** Opening Study material block **
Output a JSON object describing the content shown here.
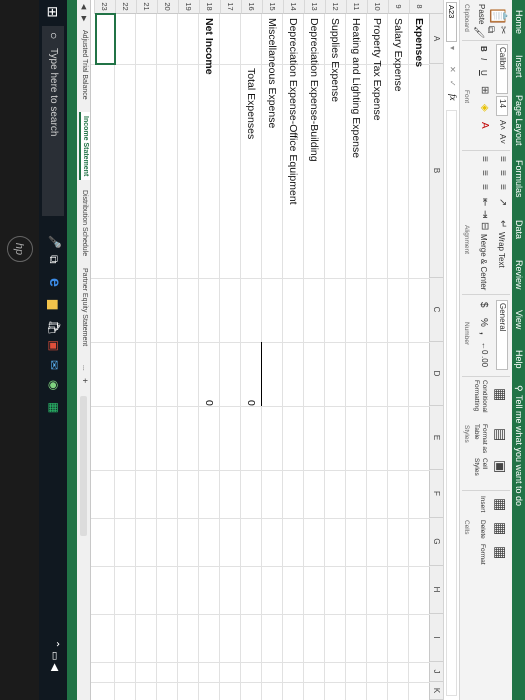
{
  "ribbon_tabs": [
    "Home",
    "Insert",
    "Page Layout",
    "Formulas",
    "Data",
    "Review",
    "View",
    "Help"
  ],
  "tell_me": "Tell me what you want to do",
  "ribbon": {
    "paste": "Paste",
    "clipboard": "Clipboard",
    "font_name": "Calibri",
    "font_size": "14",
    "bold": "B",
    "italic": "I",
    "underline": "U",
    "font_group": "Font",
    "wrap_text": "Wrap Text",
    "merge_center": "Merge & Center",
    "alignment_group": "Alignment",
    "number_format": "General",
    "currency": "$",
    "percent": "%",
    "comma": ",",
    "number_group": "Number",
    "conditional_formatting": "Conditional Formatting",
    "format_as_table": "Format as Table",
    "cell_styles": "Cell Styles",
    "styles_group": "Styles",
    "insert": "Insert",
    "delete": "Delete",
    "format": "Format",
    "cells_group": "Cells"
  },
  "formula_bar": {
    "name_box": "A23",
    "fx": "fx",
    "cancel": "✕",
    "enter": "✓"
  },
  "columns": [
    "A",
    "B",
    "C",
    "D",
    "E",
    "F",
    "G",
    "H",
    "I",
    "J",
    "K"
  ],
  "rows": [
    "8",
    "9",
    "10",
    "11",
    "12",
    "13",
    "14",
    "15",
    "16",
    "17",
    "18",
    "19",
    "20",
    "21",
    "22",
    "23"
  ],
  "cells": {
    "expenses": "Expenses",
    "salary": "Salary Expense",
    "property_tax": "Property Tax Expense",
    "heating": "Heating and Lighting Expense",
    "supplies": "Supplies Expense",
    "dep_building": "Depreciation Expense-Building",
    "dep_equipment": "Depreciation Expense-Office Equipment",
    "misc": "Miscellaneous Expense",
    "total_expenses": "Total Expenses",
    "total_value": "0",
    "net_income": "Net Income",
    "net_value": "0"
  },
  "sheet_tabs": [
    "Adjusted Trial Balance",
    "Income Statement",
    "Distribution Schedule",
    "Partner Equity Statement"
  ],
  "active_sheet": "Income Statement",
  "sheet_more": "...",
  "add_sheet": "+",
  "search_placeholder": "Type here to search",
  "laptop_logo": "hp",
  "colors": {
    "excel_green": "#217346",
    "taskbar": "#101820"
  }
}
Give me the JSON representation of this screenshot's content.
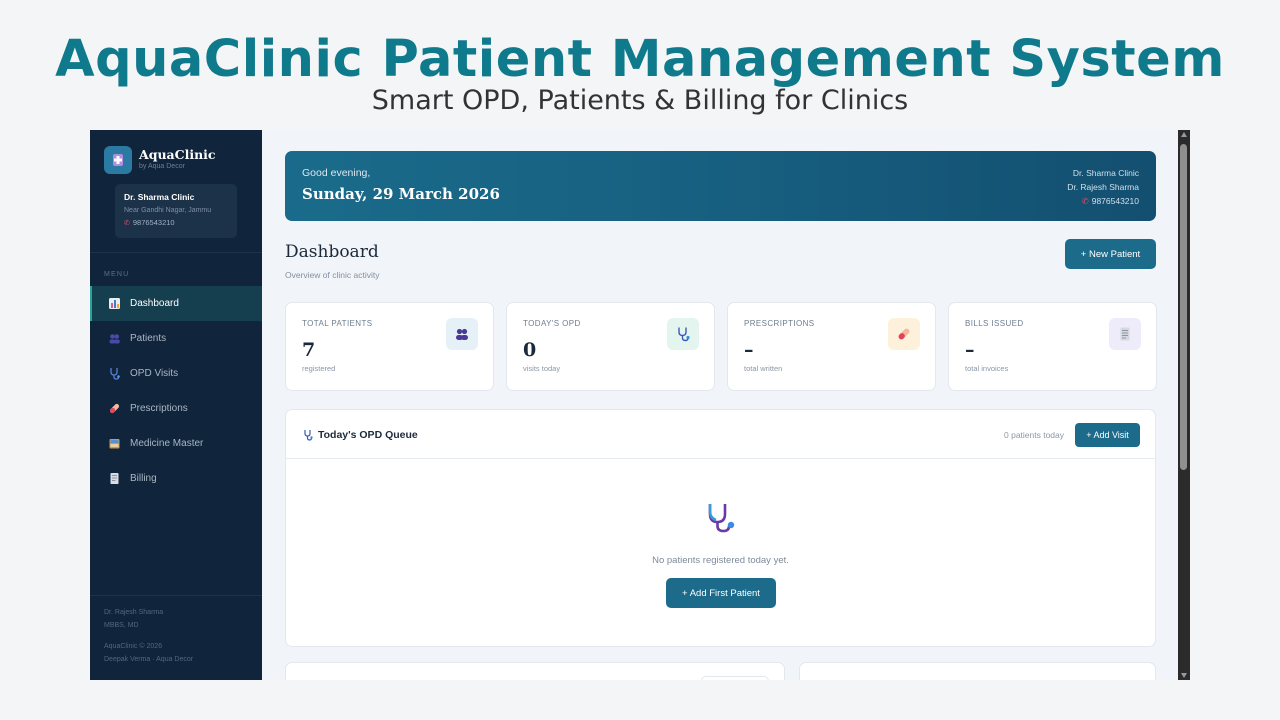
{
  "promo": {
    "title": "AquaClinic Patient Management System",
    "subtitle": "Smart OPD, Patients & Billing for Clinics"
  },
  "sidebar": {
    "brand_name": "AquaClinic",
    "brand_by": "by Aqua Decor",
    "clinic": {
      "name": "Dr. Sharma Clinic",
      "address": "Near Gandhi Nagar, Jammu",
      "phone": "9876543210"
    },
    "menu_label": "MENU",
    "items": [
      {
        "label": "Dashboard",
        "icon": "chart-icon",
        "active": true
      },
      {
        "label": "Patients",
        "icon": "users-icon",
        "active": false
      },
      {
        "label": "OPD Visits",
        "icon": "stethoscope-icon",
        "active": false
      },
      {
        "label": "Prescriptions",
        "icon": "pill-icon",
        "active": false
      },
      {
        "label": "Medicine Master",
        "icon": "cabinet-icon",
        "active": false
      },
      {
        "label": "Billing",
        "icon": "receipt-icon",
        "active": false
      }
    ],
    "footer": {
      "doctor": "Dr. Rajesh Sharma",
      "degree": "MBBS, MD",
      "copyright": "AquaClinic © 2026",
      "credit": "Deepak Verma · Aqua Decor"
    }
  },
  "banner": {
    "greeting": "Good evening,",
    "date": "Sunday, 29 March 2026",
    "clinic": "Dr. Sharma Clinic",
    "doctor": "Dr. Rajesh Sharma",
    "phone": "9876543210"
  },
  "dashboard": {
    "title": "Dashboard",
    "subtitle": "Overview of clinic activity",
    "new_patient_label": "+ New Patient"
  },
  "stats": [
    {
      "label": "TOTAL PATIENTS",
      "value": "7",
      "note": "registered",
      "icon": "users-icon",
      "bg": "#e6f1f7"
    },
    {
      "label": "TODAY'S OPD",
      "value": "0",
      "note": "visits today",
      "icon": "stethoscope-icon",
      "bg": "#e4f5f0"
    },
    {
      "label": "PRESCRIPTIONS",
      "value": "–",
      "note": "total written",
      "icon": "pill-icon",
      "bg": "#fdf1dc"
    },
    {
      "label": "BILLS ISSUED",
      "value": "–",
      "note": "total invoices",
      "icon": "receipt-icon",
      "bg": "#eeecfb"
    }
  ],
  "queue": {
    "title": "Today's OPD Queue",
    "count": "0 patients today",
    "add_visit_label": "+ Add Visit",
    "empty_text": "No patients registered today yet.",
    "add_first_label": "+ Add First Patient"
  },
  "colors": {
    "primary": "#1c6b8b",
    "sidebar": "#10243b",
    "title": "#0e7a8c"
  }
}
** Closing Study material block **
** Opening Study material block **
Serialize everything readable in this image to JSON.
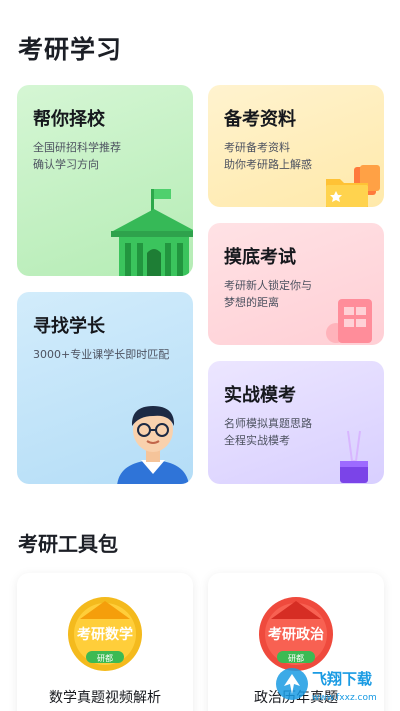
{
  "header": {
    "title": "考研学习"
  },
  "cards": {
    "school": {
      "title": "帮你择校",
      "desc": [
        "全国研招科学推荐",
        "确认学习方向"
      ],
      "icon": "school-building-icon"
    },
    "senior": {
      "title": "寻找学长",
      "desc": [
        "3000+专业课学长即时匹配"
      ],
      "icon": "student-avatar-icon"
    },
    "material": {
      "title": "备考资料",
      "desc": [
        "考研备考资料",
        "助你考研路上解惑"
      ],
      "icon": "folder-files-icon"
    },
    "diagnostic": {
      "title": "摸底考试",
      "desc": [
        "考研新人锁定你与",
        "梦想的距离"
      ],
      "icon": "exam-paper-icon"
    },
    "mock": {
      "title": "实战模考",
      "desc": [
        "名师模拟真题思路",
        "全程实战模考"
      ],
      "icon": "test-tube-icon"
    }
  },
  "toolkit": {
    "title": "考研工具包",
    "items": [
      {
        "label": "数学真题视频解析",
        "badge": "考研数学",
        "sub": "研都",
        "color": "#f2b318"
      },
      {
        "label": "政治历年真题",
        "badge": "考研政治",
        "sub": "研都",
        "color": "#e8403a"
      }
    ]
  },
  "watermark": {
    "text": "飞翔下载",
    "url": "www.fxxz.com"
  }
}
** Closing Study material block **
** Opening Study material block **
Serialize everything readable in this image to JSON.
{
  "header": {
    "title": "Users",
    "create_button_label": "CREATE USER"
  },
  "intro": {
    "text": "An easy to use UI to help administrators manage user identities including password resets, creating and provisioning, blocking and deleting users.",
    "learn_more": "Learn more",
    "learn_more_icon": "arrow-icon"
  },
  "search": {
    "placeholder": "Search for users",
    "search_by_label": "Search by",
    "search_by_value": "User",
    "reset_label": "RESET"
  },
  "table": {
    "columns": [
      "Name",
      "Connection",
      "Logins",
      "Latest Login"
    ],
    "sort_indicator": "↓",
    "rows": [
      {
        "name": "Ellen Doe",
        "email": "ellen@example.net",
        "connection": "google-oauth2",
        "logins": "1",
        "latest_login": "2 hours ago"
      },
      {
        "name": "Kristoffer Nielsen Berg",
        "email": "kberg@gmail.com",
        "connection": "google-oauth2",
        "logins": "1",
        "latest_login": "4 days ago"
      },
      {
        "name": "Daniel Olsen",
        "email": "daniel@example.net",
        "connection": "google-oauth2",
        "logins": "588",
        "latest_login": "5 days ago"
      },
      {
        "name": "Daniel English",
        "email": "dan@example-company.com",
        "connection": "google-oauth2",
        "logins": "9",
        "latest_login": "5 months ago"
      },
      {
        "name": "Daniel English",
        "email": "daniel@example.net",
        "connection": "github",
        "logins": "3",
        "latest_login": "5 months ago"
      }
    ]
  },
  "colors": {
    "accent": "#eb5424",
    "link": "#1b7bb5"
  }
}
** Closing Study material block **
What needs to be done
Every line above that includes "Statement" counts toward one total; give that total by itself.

Response
3